Elsewhere in the American soccer diaspora, 21-year-old striker Andrija Novakovich scored a very impressive goal for Fortuna Sittard against PSV in the Eredivisie. Novakovich, who is at Fortuna on loan from Reading, also debuted for the USMNT in 2018. If he wants to keep those USMNT caps coming, he needs to have a big year in the famously forward-friendly Eredivisie to legitimize himself as a prospect. Teenage winger Jonathan Amon seems to have broken into the first team at FC Nordsjælland, one of the better teams in Denmark, and he too scored a really nifty goal this weekend, shortly after banging one in in the Europa League.


What’s perhaps most encouraging about the wave of young Americans making tracks at top-flight European clubs is that it’s a trend that’s likely to continue. There are about a million other dudes between 15 and 18 who are plying their trades in the academy systems of some of the biggest clubs in the world: Folarin Balogun at Arsenal, Nick Taitague and Haji Wright at Schalke, Matteo Ritaccio at Liverpool, Chris Richards at Bayern Munich, Giovanni Reyna at Dortmund, Erik Palmer-Brown at Manchester City, to name a few. Obviously, being in the setup of a huge club is miles away from playing for the first team, as Julian Green and Gedion Zelalem could tell you all about. But the number of American players in European systems to increases every year, which means the number of players earning first-team minutes in the world’s best leagues should also continue to increase. This will be a fascinating few years for the USMNT. The national team has four years to tinker before the next World Cup, and they’ll be doing so with very different player pool with a much different pedigree from the failed 2018 group.
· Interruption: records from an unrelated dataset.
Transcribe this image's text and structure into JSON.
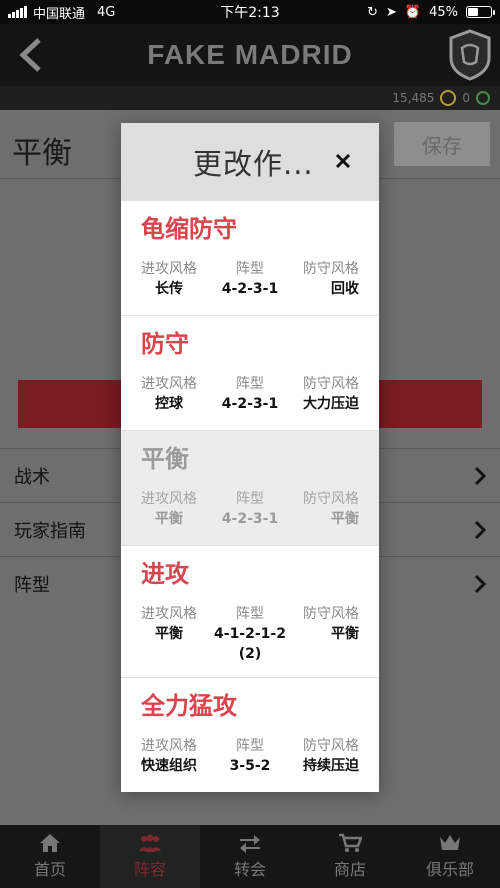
{
  "status_bar": {
    "carrier": "中国联通",
    "network": "4G",
    "time": "下午2:13",
    "battery": "45%",
    "battery_level": 0.45
  },
  "header": {
    "club_name": "FAKE MADRID",
    "coins": "15,485",
    "points": "0"
  },
  "page": {
    "title": "平衡",
    "save_label": "保存",
    "menu": [
      "战术",
      "玩家指南",
      "阵型"
    ]
  },
  "modal": {
    "title": "更改作...",
    "column_labels": {
      "attack": "进攻风格",
      "formation": "阵型",
      "defense": "防守风格"
    },
    "options": [
      {
        "name": "龟缩防守",
        "attack": "长传",
        "formation": "4-2-3-1",
        "defense": "回收",
        "selected": false
      },
      {
        "name": "防守",
        "attack": "控球",
        "formation": "4-2-3-1",
        "defense": "大力压迫",
        "selected": false
      },
      {
        "name": "平衡",
        "attack": "平衡",
        "formation": "4-2-3-1",
        "defense": "平衡",
        "selected": true
      },
      {
        "name": "进攻",
        "attack": "平衡",
        "formation": "4-1-2-1-2 (2)",
        "defense": "平衡",
        "selected": false
      },
      {
        "name": "全力猛攻",
        "attack": "快速组织",
        "formation": "3-5-2",
        "defense": "持续压迫",
        "selected": false
      }
    ]
  },
  "bottom_nav": {
    "items": [
      {
        "label": "首页",
        "icon": "home-icon",
        "active": false
      },
      {
        "label": "阵容",
        "icon": "squad-icon",
        "active": true
      },
      {
        "label": "转会",
        "icon": "transfer-icon",
        "active": false
      },
      {
        "label": "商店",
        "icon": "cart-icon",
        "active": false
      },
      {
        "label": "俱乐部",
        "icon": "club-icon",
        "active": false
      }
    ]
  },
  "colors": {
    "accent_red": "#d9454d",
    "header_bg": "#141414",
    "modal_header_bg": "#dedede"
  }
}
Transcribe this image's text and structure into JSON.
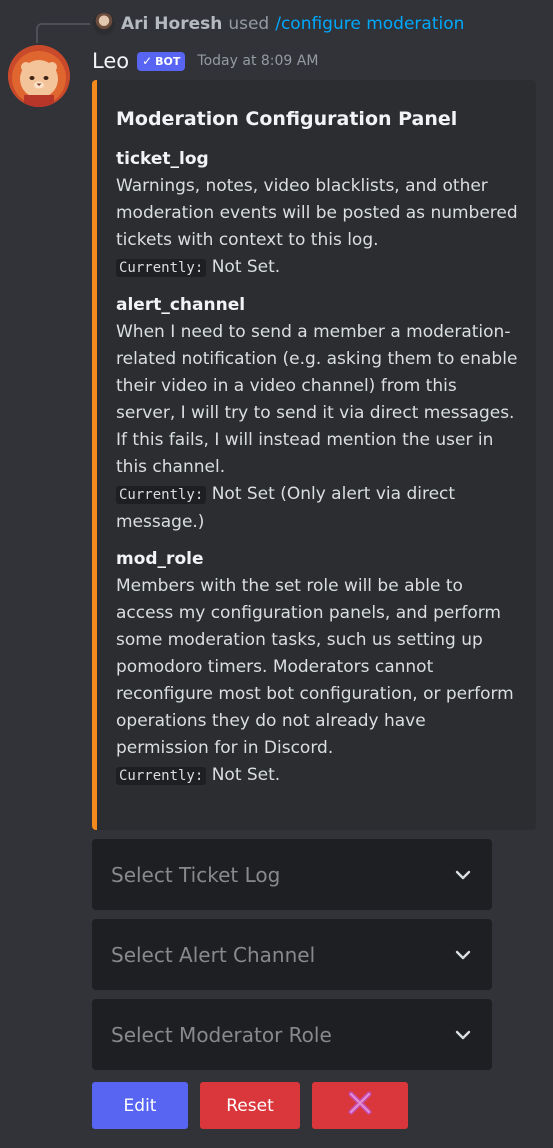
{
  "reply": {
    "user_name": "Ari Horesh",
    "action": "used",
    "command": "/configure moderation"
  },
  "message": {
    "author": "Leo",
    "badge": "BOT",
    "timestamp": "Today at 8:09 AM"
  },
  "embed": {
    "accent_color": "#f48a1e",
    "title": "Moderation Configuration Panel",
    "fields": [
      {
        "name": "ticket_log",
        "description": "Warnings, notes, video blacklists, and other moderation events will be posted as numbered tickets with context to this log.",
        "current_label": "Currently:",
        "current_value": "Not Set."
      },
      {
        "name": "alert_channel",
        "description": "When I need to send a member a moderation-related notification (e.g. asking them to enable their video in a video channel) from this server, I will try to send it via direct messages. If this fails, I will instead mention the user in this channel.",
        "current_label": "Currently:",
        "current_value": "Not Set (Only alert via direct message.)"
      },
      {
        "name": "mod_role",
        "description": "Members with the set role will be able to access my configuration panels, and perform some moderation tasks, such us setting up pomodoro timers. Moderators cannot reconfigure most bot configuration, or perform operations they do not already have permission for in Discord.",
        "current_label": "Currently:",
        "current_value": "Not Set."
      }
    ]
  },
  "selects": [
    {
      "placeholder": "Select Ticket Log",
      "icon": "chevron-down-icon"
    },
    {
      "placeholder": "Select Alert Channel",
      "icon": "chevron-down-icon"
    },
    {
      "placeholder": "Select Moderator Role",
      "icon": "chevron-down-icon"
    }
  ],
  "buttons": {
    "edit_label": "Edit",
    "reset_label": "Reset",
    "close_icon": "cross-mark-icon"
  },
  "colors": {
    "background": "#313338",
    "embed_background": "#2b2d31",
    "blurple": "#5865f2",
    "danger": "#da373c",
    "link": "#00a8fc"
  }
}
Oh shit, I almost forgot one. Jozy Altidore, who is only 28 somehow, was linked to a move to Ligue 1. The future truly is bright.

Staff writer, Deadspin